    They don’t have to, because they can take for granted that they are not expected to change their names after marriage, and they do not get shit from people for wanting to keep their birth names. If anything, many expect their future wives to take their names and get pissy when they find out their future wives would rather not–their identity is not only wrapped up in their names, but their future wives names. Yet you never addressed that (which is what the OP was about).

    Also, please point to me where I said “What about family unity/kids” and “It isn’t a big deal”. Oh, right, right. You can’t. Because I didn’t. You’re just attributing things to me that weren’t said.

    Actually, had you bothered to read what I posted, you would have seen that I said you were part of the trolling peanut gallery who trotted out some argument they thought was brand new but that we’d heard it all before. Including your little nugget. Reading comprehension, it is useful.

    And people did address your original point. They didn’t agree with it and thought it was weak. Lack of agreement /= argue around your point, but nice try.

  510. llama
    llama October 15, 2011 at 9:49 am |

    chava: chava 10.15.2011 at 5:36 am

    Why do women have to validate their dislike of any particular misogynist choice by repudiating another choice you happen not to like?

    This is the same stuff ABG was tossing out, just with foreskins instead of diamonds and white dresses.

    The case I was thinking of was a female circumcision. Now reported to the police.

    Perhaps if I had said ‘genital mutilation’ you would have thought female rather than male?

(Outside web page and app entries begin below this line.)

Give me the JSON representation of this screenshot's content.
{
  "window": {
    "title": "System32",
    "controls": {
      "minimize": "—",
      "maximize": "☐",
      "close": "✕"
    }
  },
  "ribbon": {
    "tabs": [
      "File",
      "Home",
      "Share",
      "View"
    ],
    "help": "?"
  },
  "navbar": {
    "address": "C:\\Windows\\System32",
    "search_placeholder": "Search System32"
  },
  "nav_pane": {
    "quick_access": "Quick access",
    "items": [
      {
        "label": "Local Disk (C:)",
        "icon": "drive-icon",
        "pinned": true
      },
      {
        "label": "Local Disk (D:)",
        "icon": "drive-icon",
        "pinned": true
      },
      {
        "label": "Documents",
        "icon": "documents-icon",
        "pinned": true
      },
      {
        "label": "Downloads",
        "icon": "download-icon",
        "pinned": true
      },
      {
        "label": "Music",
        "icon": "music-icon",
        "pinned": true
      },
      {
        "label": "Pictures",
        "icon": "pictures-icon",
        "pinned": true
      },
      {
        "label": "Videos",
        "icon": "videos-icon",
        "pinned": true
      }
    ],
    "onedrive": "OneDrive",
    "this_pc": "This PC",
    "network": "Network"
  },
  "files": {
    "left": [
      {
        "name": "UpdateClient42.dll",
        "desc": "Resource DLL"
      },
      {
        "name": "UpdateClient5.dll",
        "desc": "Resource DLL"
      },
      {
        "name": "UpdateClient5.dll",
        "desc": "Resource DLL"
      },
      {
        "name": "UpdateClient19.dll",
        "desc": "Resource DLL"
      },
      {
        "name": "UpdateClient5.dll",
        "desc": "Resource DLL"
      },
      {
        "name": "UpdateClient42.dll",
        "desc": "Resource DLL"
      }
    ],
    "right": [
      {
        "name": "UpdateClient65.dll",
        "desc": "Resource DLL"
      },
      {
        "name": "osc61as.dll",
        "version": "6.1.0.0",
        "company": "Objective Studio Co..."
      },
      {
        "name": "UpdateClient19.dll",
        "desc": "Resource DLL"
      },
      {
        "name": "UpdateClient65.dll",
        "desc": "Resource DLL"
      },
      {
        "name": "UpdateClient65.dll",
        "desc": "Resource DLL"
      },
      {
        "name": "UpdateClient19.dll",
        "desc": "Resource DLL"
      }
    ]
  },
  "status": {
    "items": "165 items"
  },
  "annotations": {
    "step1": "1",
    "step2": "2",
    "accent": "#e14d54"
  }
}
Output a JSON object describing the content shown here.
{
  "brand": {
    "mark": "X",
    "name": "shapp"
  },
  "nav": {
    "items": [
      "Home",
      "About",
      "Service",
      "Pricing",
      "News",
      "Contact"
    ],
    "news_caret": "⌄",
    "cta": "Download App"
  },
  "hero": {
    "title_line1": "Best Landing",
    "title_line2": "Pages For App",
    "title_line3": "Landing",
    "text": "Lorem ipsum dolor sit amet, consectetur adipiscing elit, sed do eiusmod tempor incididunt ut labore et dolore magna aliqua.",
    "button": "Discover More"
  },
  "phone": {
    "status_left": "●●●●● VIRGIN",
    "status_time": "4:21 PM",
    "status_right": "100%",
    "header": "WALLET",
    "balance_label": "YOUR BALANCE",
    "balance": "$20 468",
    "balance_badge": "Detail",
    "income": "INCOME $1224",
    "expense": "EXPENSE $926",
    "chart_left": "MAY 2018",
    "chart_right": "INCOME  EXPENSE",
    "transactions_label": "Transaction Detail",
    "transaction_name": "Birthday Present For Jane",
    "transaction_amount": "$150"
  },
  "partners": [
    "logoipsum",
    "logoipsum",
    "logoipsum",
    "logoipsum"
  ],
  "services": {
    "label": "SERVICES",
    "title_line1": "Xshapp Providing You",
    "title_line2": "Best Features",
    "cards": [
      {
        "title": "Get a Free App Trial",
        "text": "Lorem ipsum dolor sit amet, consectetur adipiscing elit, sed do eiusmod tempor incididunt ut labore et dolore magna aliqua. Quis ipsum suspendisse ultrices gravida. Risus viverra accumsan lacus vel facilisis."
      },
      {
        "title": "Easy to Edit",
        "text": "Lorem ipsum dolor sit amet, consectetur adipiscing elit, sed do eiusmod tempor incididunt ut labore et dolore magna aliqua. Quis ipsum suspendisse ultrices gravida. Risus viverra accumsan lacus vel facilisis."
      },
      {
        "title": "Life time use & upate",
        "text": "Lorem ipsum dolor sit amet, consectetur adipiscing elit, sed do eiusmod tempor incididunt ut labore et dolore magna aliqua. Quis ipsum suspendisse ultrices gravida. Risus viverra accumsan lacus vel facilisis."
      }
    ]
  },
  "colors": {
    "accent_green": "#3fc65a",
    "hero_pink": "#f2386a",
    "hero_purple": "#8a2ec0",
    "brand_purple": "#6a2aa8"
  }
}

  511. FashionablyEvil
    FashionablyEvil October 15, 2011 at 9:49 am |

    FashionablyEvil, your statement to me doesn’t really make sense. An expectation you’ll change your name doesn’t really affect the fact that your name is not who you are. Who you are is formed from your sum total of life experiences, and the ideas that have shaped your personality. Not the name attached to them.

    I mean, it’s nice for you that your name doesn’t matter. Mine matters to me. Like Jill, I have never found anyone who shares my name, and I resent the fact that I was expected to change it and then harassed for not doing so.

    I am getting really tired of the